If you’re reading this, you probably spend a significant amount of your time on the internet. The internet has connected a lot of people worldwide. It has become such a big part of our lives but we don’t really think enough about the culture that resides within it.
On my Facebook feed right now, the ads are from American companies, but the comment sections are filled with Filipino comments. And these comments are so different from what my American friends and colleagues would be writing about these issues.
I think we can all agree that comment sections show us how ugly the world can be.
When you read a frustrating comment, do you stop to think where the commenter might be coming from? Even just geographically?
I know I don’t always do this.
I think we subconsciously think and relate to people on the internet as if they are like us. When we find one who has opposing views from ourselves, it’s so much easier to think they’re jerks or stupid, rather than they’re culturally different.
I really like to believe that a huge portion of disagreements we have with strangers stems from our assumption that those with opposing views from us come from a culture similar to ours, and thus they must just be a horrible person instead of someone with a different perspective.

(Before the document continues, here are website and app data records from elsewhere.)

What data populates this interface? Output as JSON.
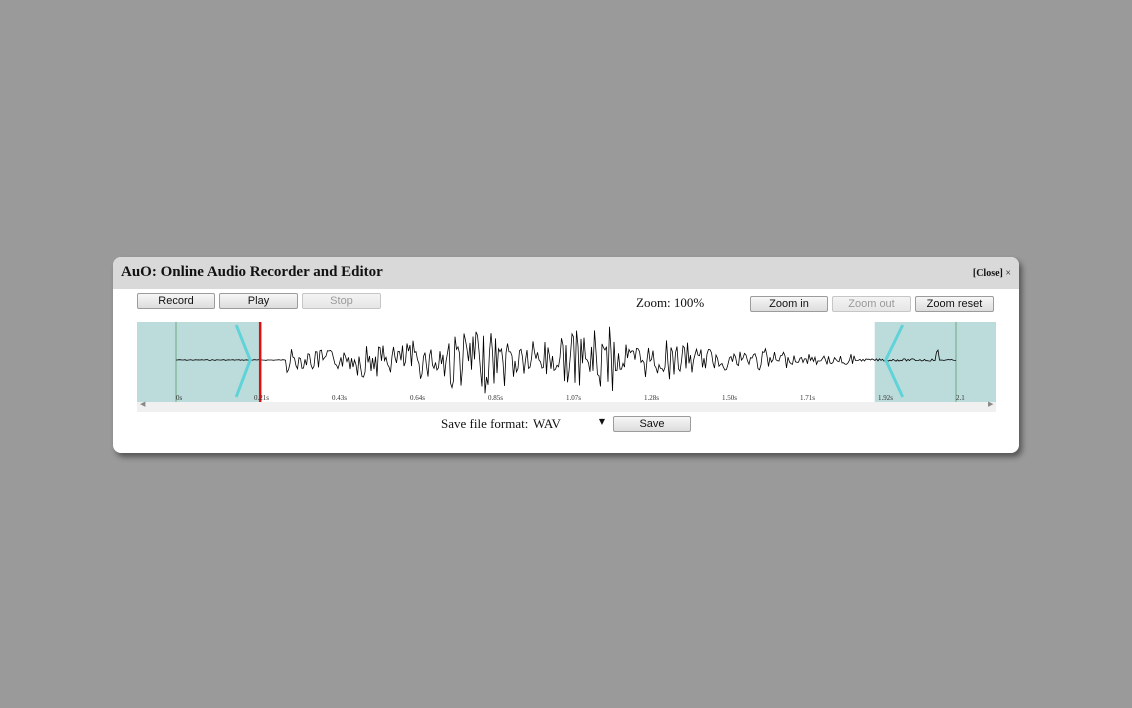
{
  "app": {
    "title": "AuO: Online Audio Recorder and Editor",
    "close_label": "[Close]",
    "close_symbol": "×"
  },
  "toolbar": {
    "record_label": "Record",
    "play_label": "Play",
    "stop_label": "Stop",
    "zoom_text": "Zoom: 100%",
    "zoom_in_label": "Zoom in",
    "zoom_out_label": "Zoom out",
    "zoom_reset_label": "Zoom reset"
  },
  "timeline": {
    "ticks": [
      "0s",
      "0.21s",
      "0.43s",
      "0.64s",
      "0.85s",
      "1.07s",
      "1.28s",
      "1.50s",
      "1.71s",
      "1.92s",
      "2.1"
    ],
    "trim_start_s": 0.23,
    "trim_end_s": 1.92,
    "playhead_s": 0.23
  },
  "save": {
    "format_label": "Save file format:",
    "format_value": "WAV",
    "save_label": "Save"
  },
  "colors": {
    "trim_overlay": "#bcdcdc",
    "trim_handle": "#5fd3d8",
    "playhead": "#e01010",
    "waveform": "#000000"
  },
  "icons": {
    "select_caret": "triangle-down-icon",
    "scroll_left": "scroll-left-arrow-icon",
    "scroll_right": "scroll-right-arrow-icon"
  }
}
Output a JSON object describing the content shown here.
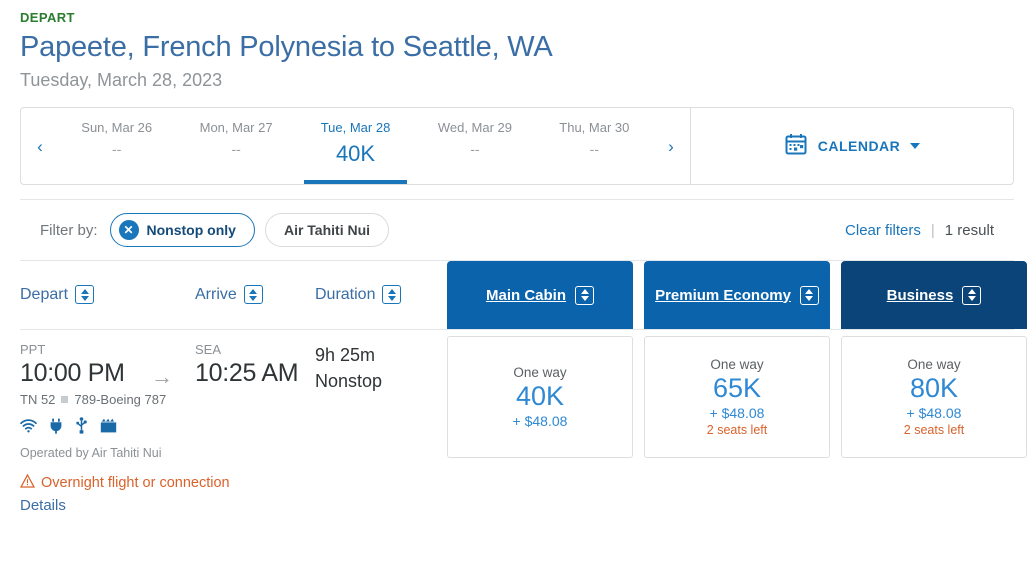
{
  "header": {
    "eyebrow": "DEPART",
    "route": "Papeete, French Polynesia to Seattle, WA",
    "date": "Tuesday, March 28, 2023"
  },
  "datestrip": {
    "prev_icon": "‹",
    "next_icon": "›",
    "days": [
      {
        "label": "Sun, Mar 26",
        "price": "--",
        "active": false
      },
      {
        "label": "Mon, Mar 27",
        "price": "--",
        "active": false
      },
      {
        "label": "Tue, Mar 28",
        "price": "40K",
        "active": true
      },
      {
        "label": "Wed, Mar 29",
        "price": "--",
        "active": false
      },
      {
        "label": "Thu, Mar 30",
        "price": "--",
        "active": false
      }
    ],
    "calendar_label": "CALENDAR"
  },
  "filters": {
    "label": "Filter by:",
    "chips": [
      {
        "label": "Nonstop only",
        "active": true
      },
      {
        "label": "Air Tahiti Nui",
        "active": false
      }
    ],
    "clear_label": "Clear filters",
    "separator": "|",
    "result_count": "1 result"
  },
  "columns": {
    "depart": "Depart",
    "arrive": "Arrive",
    "duration": "Duration"
  },
  "fare_tabs": [
    {
      "label": "Main Cabin",
      "color": "#0b63ab"
    },
    {
      "label": "Premium Economy",
      "color": "#0b63ab"
    },
    {
      "label": "Business",
      "color": "#0a4478"
    }
  ],
  "flight": {
    "depart_code": "PPT",
    "depart_time": "10:00 PM",
    "arrow": "→",
    "arrive_code": "SEA",
    "arrive_time": "10:25 AM",
    "duration": "9h 25m",
    "stops": "Nonstop",
    "flight_number": "TN 52",
    "aircraft": "789-Boeing 787",
    "amenities": [
      "wifi-icon",
      "power-outlet-icon",
      "usb-port-icon",
      "entertainment-icon"
    ],
    "operated_by": "Operated by Air Tahiti Nui",
    "overnight_warning": "Overnight flight or connection",
    "details_label": "Details"
  },
  "fares": [
    {
      "oneway": "One way",
      "miles": "40K",
      "cash": "+ $48.08",
      "seats": ""
    },
    {
      "oneway": "One way",
      "miles": "65K",
      "cash": "+ $48.08",
      "seats": "2 seats left"
    },
    {
      "oneway": "One way",
      "miles": "80K",
      "cash": "+ $48.08",
      "seats": "2 seats left"
    }
  ],
  "colors": {
    "brand_blue": "#1a76bb",
    "title_blue": "#3a6ea5",
    "green": "#2a7d2e",
    "orange": "#d9622b",
    "business_navy": "#0a4478"
  }
}
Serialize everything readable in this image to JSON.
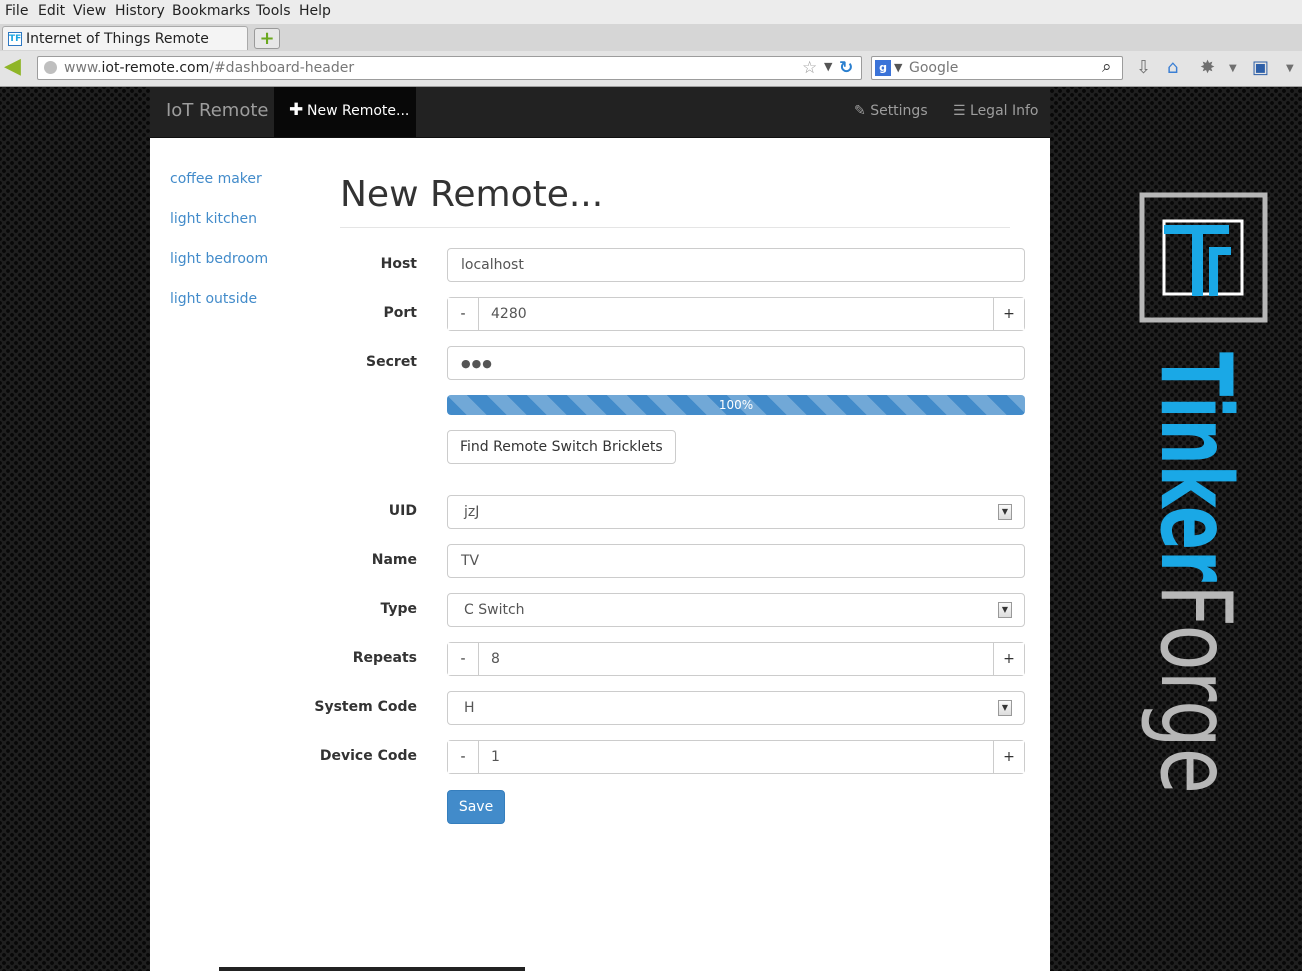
{
  "browser": {
    "menu": [
      "File",
      "Edit",
      "View",
      "History",
      "Bookmarks",
      "Tools",
      "Help"
    ],
    "tab_title": "Internet of Things Remote",
    "favicon_text": "TF",
    "url_host": "www.iot-remote.com",
    "url_path": "/#dashboard-header",
    "url_prefix": "www.",
    "url_domain": "iot-remote.com",
    "search_engine_icon": "g",
    "search_placeholder": "Google",
    "icons": [
      "back-arrow-icon",
      "globe-icon",
      "star-icon",
      "reload-icon",
      "search-icon",
      "download-icon",
      "home-icon",
      "bug-icon",
      "addon-icon"
    ]
  },
  "nav": {
    "brand": "IoT Remote",
    "new_remote": "New Remote...",
    "settings": "Settings",
    "legal": "Legal Info"
  },
  "sidebar": {
    "items": [
      "coffee maker",
      "light kitchen",
      "light bedroom",
      "light outside"
    ]
  },
  "form": {
    "title": "New Remote...",
    "host_label": "Host",
    "host_value": "localhost",
    "port_label": "Port",
    "port_value": "4280",
    "secret_label": "Secret",
    "secret_value": "●●●",
    "progress_label": "100%",
    "progress_percent": 100,
    "find_button": "Find Remote Switch Bricklets",
    "uid_label": "UID",
    "uid_value": "jzJ",
    "name_label": "Name",
    "name_value": "TV",
    "type_label": "Type",
    "type_value": "C Switch",
    "repeats_label": "Repeats",
    "repeats_value": "8",
    "system_code_label": "System Code",
    "system_code_value": "H",
    "device_code_label": "Device Code",
    "device_code_value": "1",
    "minus": "-",
    "plus": "+",
    "save": "Save"
  },
  "logo": {
    "wordmark_blue": "Tinker",
    "wordmark_grey": "Forge",
    "monogram": "TF",
    "blue_color": "#1aa8e6",
    "grey_color": "#b7b7b7"
  },
  "colors": {
    "accent": "#428bca",
    "navbar": "#222222"
  }
}
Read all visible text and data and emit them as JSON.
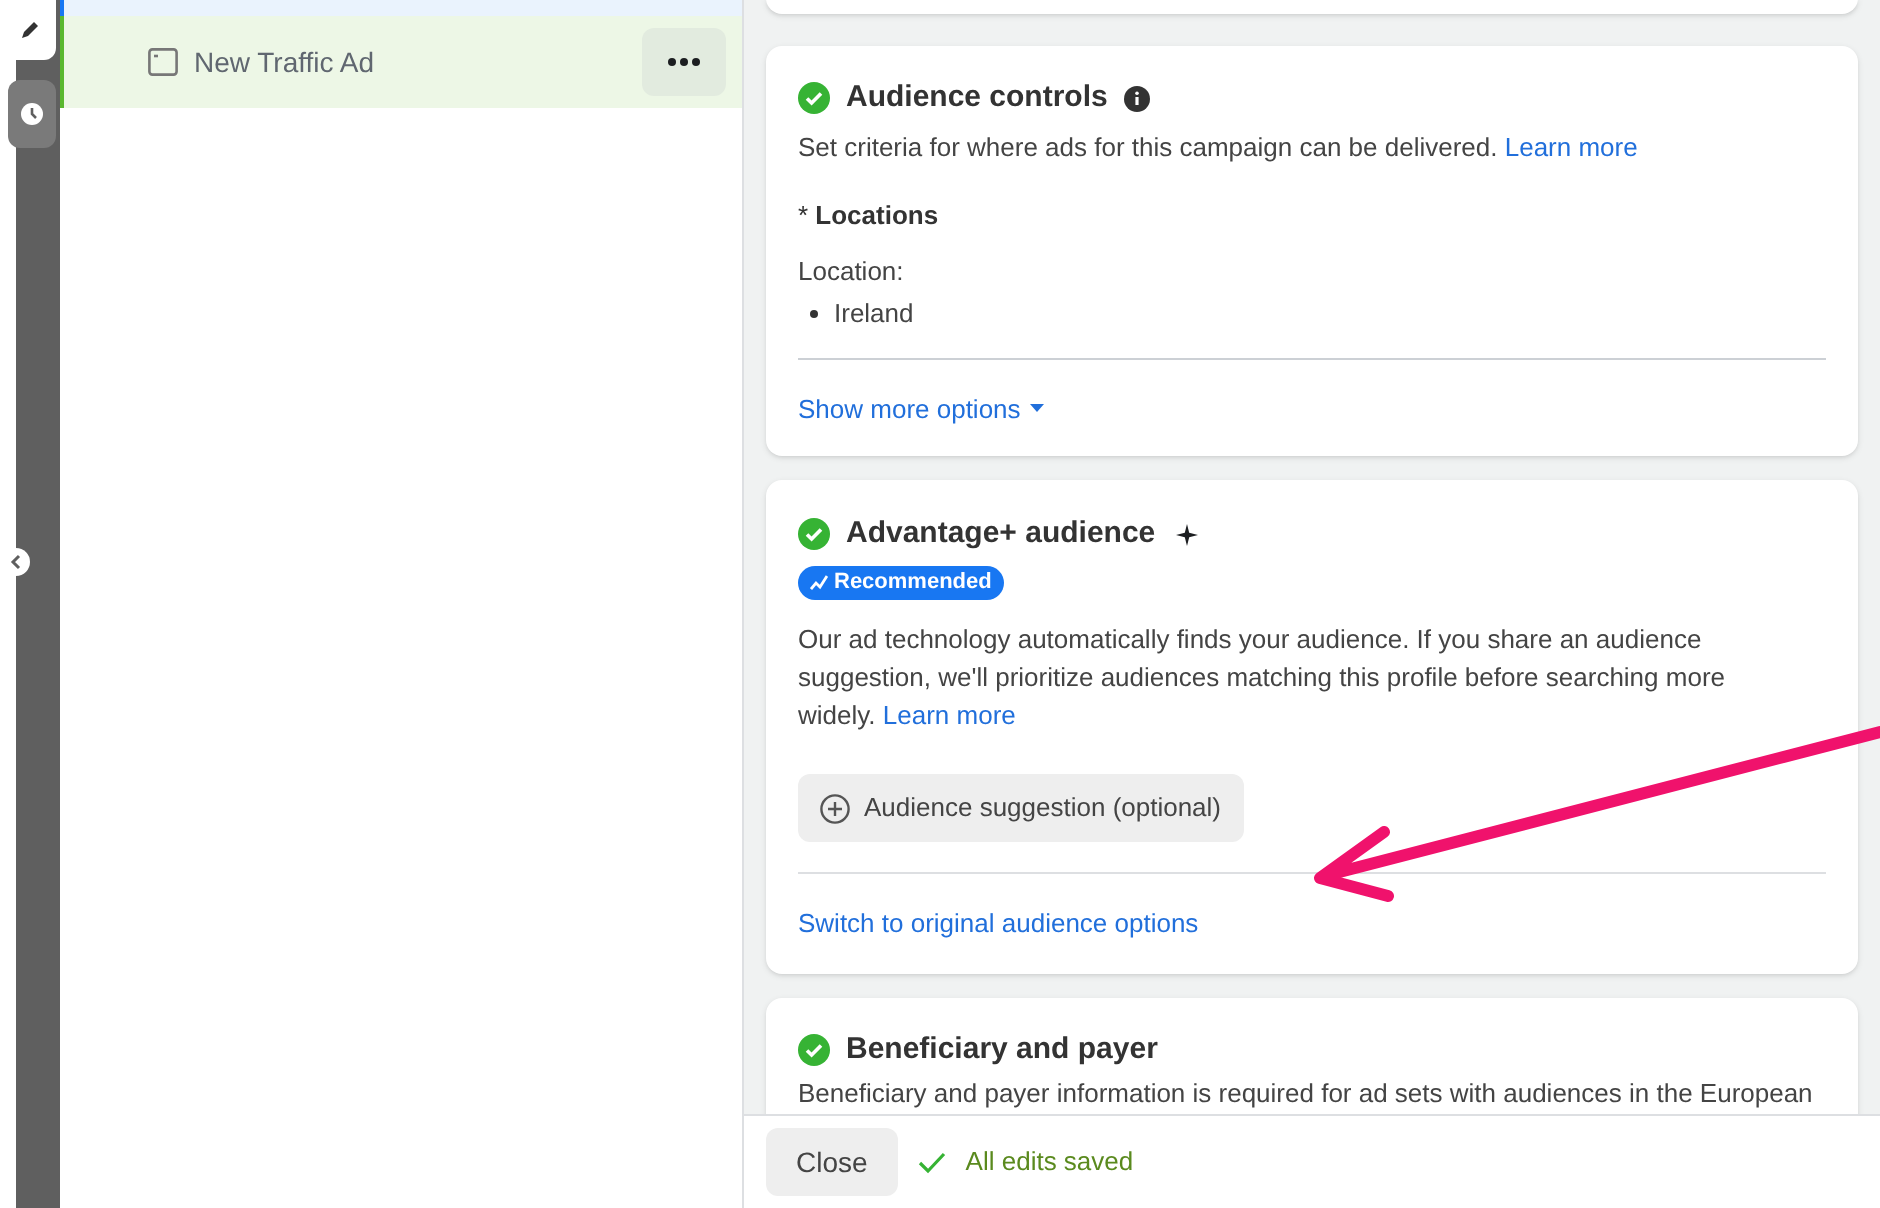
{
  "sidebar": {
    "items": [
      {
        "label": "New Traffic Ad",
        "selected": true
      }
    ]
  },
  "audience_controls": {
    "title": "Audience controls",
    "complete": true,
    "description": "Set criteria for where ads for this campaign can be delivered.",
    "link": "Learn more",
    "field_label": "* **Locations**",
    "location_label": "Location:",
    "locations": [
      "Ireland"
    ],
    "more_link": "Show more options"
  },
  "advantage_audience": {
    "title": "Advantage+ audience",
    "complete": true,
    "badge": "Recommended",
    "description": "Our ad technology automatically finds your audience. If you share an audience suggestion, we'll prioritize audiences matching this profile before searching more widely.",
    "link": "Learn more",
    "suggestion_button": "Audience suggestion (optional)",
    "switch_link": "Switch to original audience options"
  },
  "beneficiary": {
    "title": "Beneficiary and payer",
    "complete": true,
    "description": "Beneficiary and payer information is required for ad sets with audiences in the European"
  },
  "footer": {
    "close_button": "Close",
    "status": "All edits saved"
  }
}
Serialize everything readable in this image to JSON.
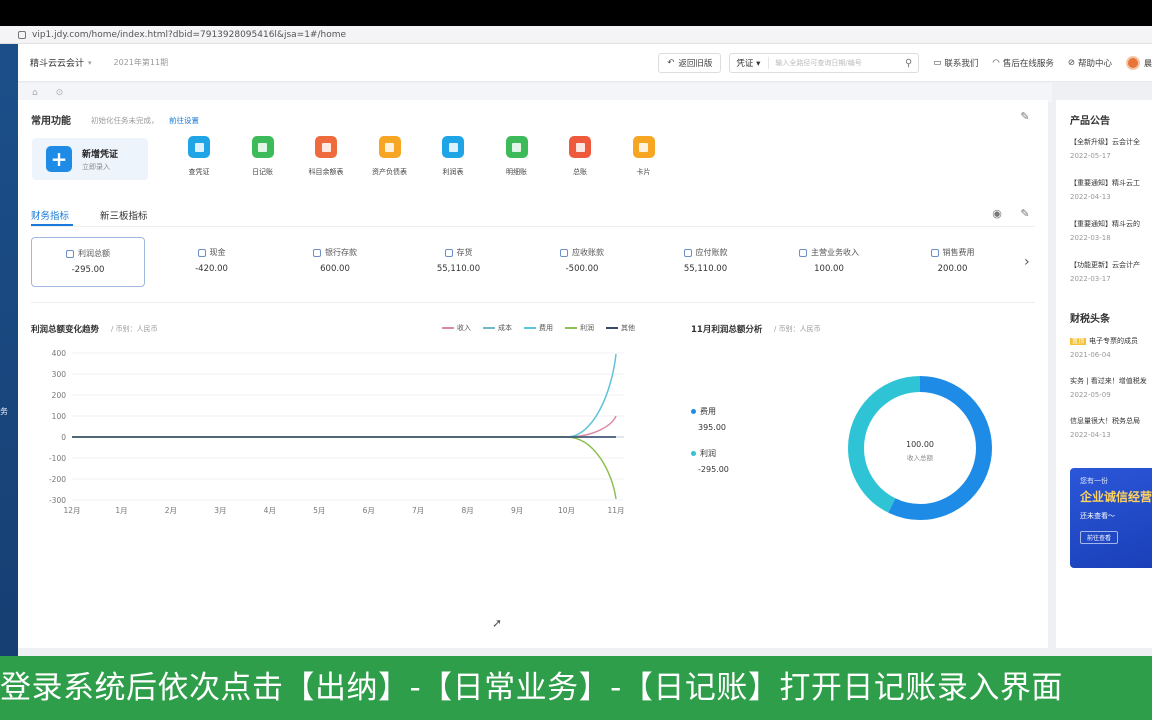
{
  "browser": {
    "url": "vip1.jdy.com/home/index.html?dbid=7913928095416l&jsa=1#/home"
  },
  "header": {
    "app_name": "精斗云云会计",
    "period": "2021年第11期",
    "back_button": "返回旧版",
    "search_select": "凭证",
    "search_placeholder": "输入全路径可查询日期/编号",
    "contact": "联系我们",
    "service": "售后在线服务",
    "help": "帮助中心"
  },
  "common": {
    "title": "常用功能",
    "hint": "初始化任务未完成，",
    "link": "前往设置",
    "new_voucher": {
      "label": "新增凭证",
      "sub": "立即录入"
    },
    "functions": [
      {
        "label": "查凭证",
        "color": "#1fa5e6"
      },
      {
        "label": "日记账",
        "color": "#3dbb5b"
      },
      {
        "label": "科目余额表",
        "color": "#ef6a3d"
      },
      {
        "label": "资产负债表",
        "color": "#f6a623"
      },
      {
        "label": "利润表",
        "color": "#1fa5e6"
      },
      {
        "label": "明细账",
        "color": "#3dbb5b"
      },
      {
        "label": "总账",
        "color": "#ef5a3d"
      },
      {
        "label": "卡片",
        "color": "#f6a623"
      }
    ]
  },
  "indicator_tabs": {
    "tab1": "财务指标",
    "tab2": "新三板指标"
  },
  "metrics": [
    {
      "label": "利润总额",
      "value": "-295.00"
    },
    {
      "label": "现金",
      "value": "-420.00"
    },
    {
      "label": "银行存款",
      "value": "600.00"
    },
    {
      "label": "存货",
      "value": "55,110.00"
    },
    {
      "label": "应收账款",
      "value": "-500.00"
    },
    {
      "label": "应付账款",
      "value": "55,110.00"
    },
    {
      "label": "主营业务收入",
      "value": "100.00"
    },
    {
      "label": "销售费用",
      "value": "200.00"
    }
  ],
  "trend": {
    "title": "利润总额变化趋势",
    "unit": "/ 币别：人民币",
    "legend": [
      "收入",
      "成本",
      "费用",
      "利润",
      "其他"
    ]
  },
  "chart_data": [
    {
      "type": "line",
      "title": "利润总额变化趋势",
      "categories": [
        "12月",
        "1月",
        "2月",
        "3月",
        "4月",
        "5月",
        "6月",
        "7月",
        "8月",
        "9月",
        "10月",
        "11月"
      ],
      "ylim": [
        -300,
        400
      ],
      "yticks": [
        400,
        300,
        200,
        100,
        0,
        -100,
        -200,
        -300
      ],
      "series": [
        {
          "name": "收入",
          "color": "#d98aa6",
          "values": [
            0,
            0,
            0,
            0,
            0,
            0,
            0,
            0,
            0,
            0,
            0,
            100
          ]
        },
        {
          "name": "成本",
          "color": "#6fb8c4",
          "values": [
            0,
            0,
            0,
            0,
            0,
            0,
            0,
            0,
            0,
            0,
            0,
            0
          ]
        },
        {
          "name": "费用",
          "color": "#5fc3d9",
          "values": [
            0,
            0,
            0,
            0,
            0,
            0,
            0,
            0,
            0,
            0,
            0,
            395
          ]
        },
        {
          "name": "利润",
          "color": "#8cc152",
          "values": [
            0,
            0,
            0,
            0,
            0,
            0,
            0,
            0,
            0,
            0,
            0,
            -295
          ]
        },
        {
          "name": "其他",
          "color": "#3b4a6b",
          "values": [
            0,
            0,
            0,
            0,
            0,
            0,
            0,
            0,
            0,
            0,
            0,
            0
          ]
        }
      ]
    },
    {
      "type": "pie",
      "title": "11月利润总额分析",
      "series": [
        {
          "name": "费用",
          "value": 395.0,
          "color": "#1e8ce6"
        },
        {
          "name": "利润",
          "value": -295.0,
          "color": "#2ec4d6"
        }
      ],
      "center_value": "100.00",
      "center_label": "收入总额"
    }
  ],
  "analysis": {
    "title": "11月利润总额分析",
    "unit": "/ 币别：人民币",
    "items": [
      {
        "name": "费用",
        "value": "395.00"
      },
      {
        "name": "利润",
        "value": "-295.00"
      }
    ],
    "center_value": "100.00",
    "center_label": "收入总额"
  },
  "announcements": {
    "title": "产品公告",
    "items": [
      {
        "text": "【全新升级】云会计全",
        "date": "2022-05-17"
      },
      {
        "text": "【重要通知】精斗云工",
        "date": "2022-04-13"
      },
      {
        "text": "【重要通知】精斗云的",
        "date": "2022-03-18"
      },
      {
        "text": "【功能更新】云会计产",
        "date": "2022-03-17"
      }
    ]
  },
  "tax_news": {
    "title": "财税头条",
    "tag": "置顶",
    "items": [
      {
        "text": "电子专票的成员",
        "date": "2021-06-04"
      },
      {
        "text": "实务 | 看过来！增值税发",
        "date": "2022-05-09"
      },
      {
        "text": "信息量很大！税务总局",
        "date": "2022-04-13"
      }
    ]
  },
  "banner": {
    "line1": "您有一份",
    "line2": "企业诚信经营",
    "line3": "还未查看～",
    "button": "前往查看"
  },
  "subtitle": "登录系统后依次点击【出纳】-【日常业务】-【日记账】打开日记账录入界面"
}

Chances are they did not come from a culture very similar to yours, and their opinions are valid but will better be explained if we just take the step to understand where they’re coming from culturally.
American content with global commentary…
I have a friend here in the Philippines who is very educated, came from a well-to-do family, and has travelled around the world. He’s got a huge social media following. He mentioned how labels shouldn’t exist, now that everyone in the world is connected. He kept going with how it doesn’t matter if a person is a successful black woman, the media should just say she’s a successful human.
If my friend were to post that comment online, a lot of Westerners would assume he’s a jerk right away. There would be some people who would try to educate him, but without knowing what he knows of American history, where he’s from that effort would fail.
Another possible scenario if he were to post that comment online? Most of his 10,000+ followers of young impressionable girls that have a crush on him would share his opinion because of who he is, and not because of history or facts. How do you think that might affect the division in the world right now?
I don’t think my friend is a jerk, and we had a long conversation about the Black Lives Matter movement after this topic was discussed. But this experience really made me think about how easy it has become to preach to other culture about what they’re doing wrong, without having intimate knowledge of that culture.
Maybe everybody is culturally insensitive?
The Internet gives us the illusion that boundaries worldwide are gone, but intangible cultural boundaries remain. We overlook that netizens come from all of the corners in the world, living different lives, and has diverse culture. AND yet we read comments/ opinions and assume that other people on the net are mostly like us.
No matter how much people read up on a country’s history, it would be difficult to really empathize with that country’s problems until a person has lived there.
And I meant lived, not visited.
I’m a Filipino-American dual-citizen.
I’ve lived in 3 different continents.
I’m a third-culture kid.
I’m supposed to be more sensitive with cultural differences. But you know what, it was only recently that I realized how different I am from my fellow Filipinos and fellow Americans. And while I call both the Philippines and America home, my experience living in both countries is so different from how most Filipinos and Americans experience it.
Maybe the internet should have a community policy where when we find someone who we don’t agree with, we must consider where they’re from, and what life experiences they might have had before we send them anything.
When we make assumptions about the person whose writing a comment we don’t agree with, we’re taking their words out of cultural context. A lot of media already edits interviews to reinforce their own biases, let’s not add another level of misunderstanding by being insensitive to the diversity of culture that resides within the internet.